On 6 March 2016 at the founding meeting in Bern’s Kornhaus Library almost the entire publishing programme was represented. The private members and patrons of the Friends’ Association were granted a pleasing overview of one series. A similar reading festival is due to be held annually as a members’ meeting. It’s probably not such a regular occurrence for writers to put so much effort into supporting their publisher. What could be the possible motive?
Industrial Espionage – Book Design Book design for the future
Book designer Friedrich Forssman has already provided countless samples of his mastership – among them are Arno Schmidt’s collected works and the historical-critical edition of Walter Benjamin’s works. He has nothing to prove any longer, but he has all the more to say to us. His work entitled Wie ich Bücher gestalte or How I design books gives a short introduction to the art of book design and typography. His main creed is: “Design from the inside to the outside”. The designer selects a suitable script on the basis of text and historical context; he defines page layout and solves all the questions of fine detail to work from here toward the external title and book cover. “‘Consistent design’ means that all the elements relate to each other and to the whole.”

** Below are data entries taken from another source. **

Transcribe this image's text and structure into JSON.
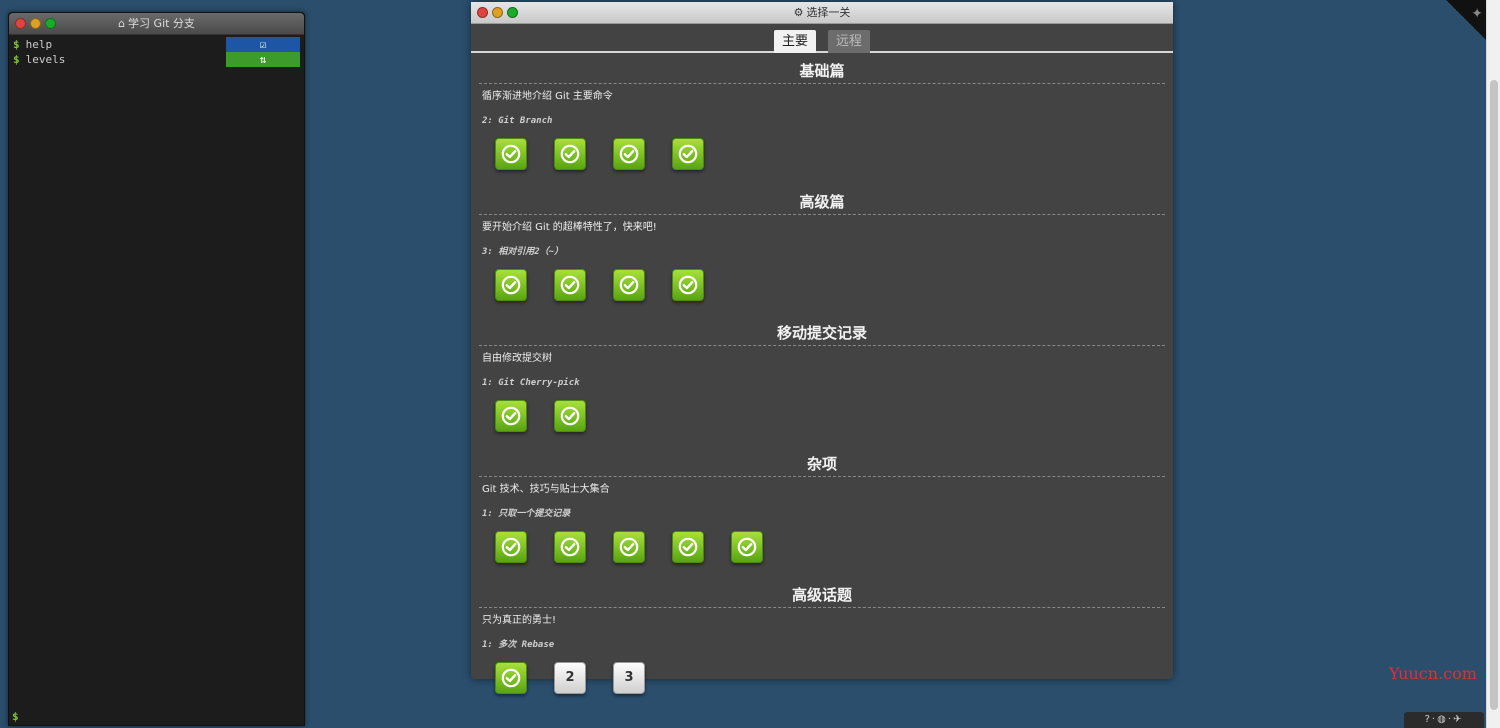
{
  "terminal": {
    "title": "学习 Git 分支",
    "commands": [
      {
        "prompt": "$",
        "text": "help",
        "badge_icon": "☑",
        "badge_color": "#1e56a6"
      },
      {
        "prompt": "$",
        "text": "levels",
        "badge_icon": "⇅",
        "badge_color": "#3c9b2b"
      }
    ],
    "bottom_prompt": "$"
  },
  "levels_window": {
    "title": "选择一关",
    "tabs": [
      {
        "label": "主要",
        "active": true
      },
      {
        "label": "远程",
        "active": false
      }
    ],
    "sequences": [
      {
        "title": "基础篇",
        "about": "循序渐进地介绍 Git 主要命令",
        "current_level": "2: Git Branch",
        "levels": [
          {
            "solved": true,
            "label": ""
          },
          {
            "solved": true,
            "label": ""
          },
          {
            "solved": true,
            "label": ""
          },
          {
            "solved": true,
            "label": ""
          }
        ]
      },
      {
        "title": "高级篇",
        "about": "要开始介绍 Git 的超棒特性了，快来吧!",
        "current_level": "3: 相对引用2（~）",
        "levels": [
          {
            "solved": true,
            "label": ""
          },
          {
            "solved": true,
            "label": ""
          },
          {
            "solved": true,
            "label": ""
          },
          {
            "solved": true,
            "label": ""
          }
        ]
      },
      {
        "title": "移动提交记录",
        "about": "自由修改提交树",
        "current_level": "1: Git Cherry-pick",
        "levels": [
          {
            "solved": true,
            "label": ""
          },
          {
            "solved": true,
            "label": ""
          }
        ]
      },
      {
        "title": "杂项",
        "about": "Git 技术、技巧与贴士大集合",
        "current_level": "1: 只取一个提交记录",
        "levels": [
          {
            "solved": true,
            "label": ""
          },
          {
            "solved": true,
            "label": ""
          },
          {
            "solved": true,
            "label": ""
          },
          {
            "solved": true,
            "label": ""
          },
          {
            "solved": true,
            "label": ""
          }
        ]
      },
      {
        "title": "高级话题",
        "about": "只为真正的勇士!",
        "current_level": "1: 多次 Rebase",
        "levels": [
          {
            "solved": true,
            "label": ""
          },
          {
            "solved": false,
            "label": "2"
          },
          {
            "solved": false,
            "label": "3"
          }
        ]
      }
    ]
  },
  "watermark": "Yuucn.com",
  "bottom_bar": {
    "icons": [
      "help-icon",
      "globe-icon",
      "twitter-icon"
    ]
  },
  "colors": {
    "background": "#2a4e6c",
    "solved_green": "#7fc72a",
    "panel": "#434343"
  }
}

Over 75 pages he lists the essential elements, refers to historic developments and explains his personal basic principles. He pays particular attention to typography where he focuses specifically on the optical typeface of a book page: serif or not? Slightly wider letter spacing and “indented”? “Latin script” or “sans serif”? “Justified” or “unjustified” text? He is guided in these decisions by a typographical equation: “1. Font, 2. Font size, 3. Character spacing and 4. Line spacing.” Forssman analyzes examples of fonts in a decidedly subtle and illuminating way and provides valuable tips for personal use. He always remains open to well-reasoned infringements of the perennial rules of the art of printing.
That’s just old school – you may object. It’s probably true – and then again, not quite. Even Forssman has long since dispensed with analogue “hot type” to design his books and instead does this digitally on the computer. That’s not the point. What’s wrong with designing texts with new media so they are easy to read and look visually appealing? And using subtler measures than always just “arial” and “times regular”? The fact is that digital type products – whether in print form or only in digital format as a web page or e-book – all too often look unattractive, and yet it would be so simple to choose a suitable typeface from the vast catalogue and to use this to devise an appropriate design for numerous pages.
Friedrich Forssman encourages us to take a closer look and his slim volume proves to be a school of observation: text documents become products of graphic mastership that should long since have transferred from the analogue sector to the digital world. As long as texts exist, they always remain bound to typography and typeface – and that certainly applies for electronic documents. (Beat Mazenauer)
Friedrich Forssman: Wie ich Bücher gestalte. Ästhetik des Buches, Wallstein Verlag, Göttingen 2016.
By Beat Mazenauer
Translated by Suzanne Kirkbright
This blog was originally published on ELit Literature House Europe website on 25 April 2016.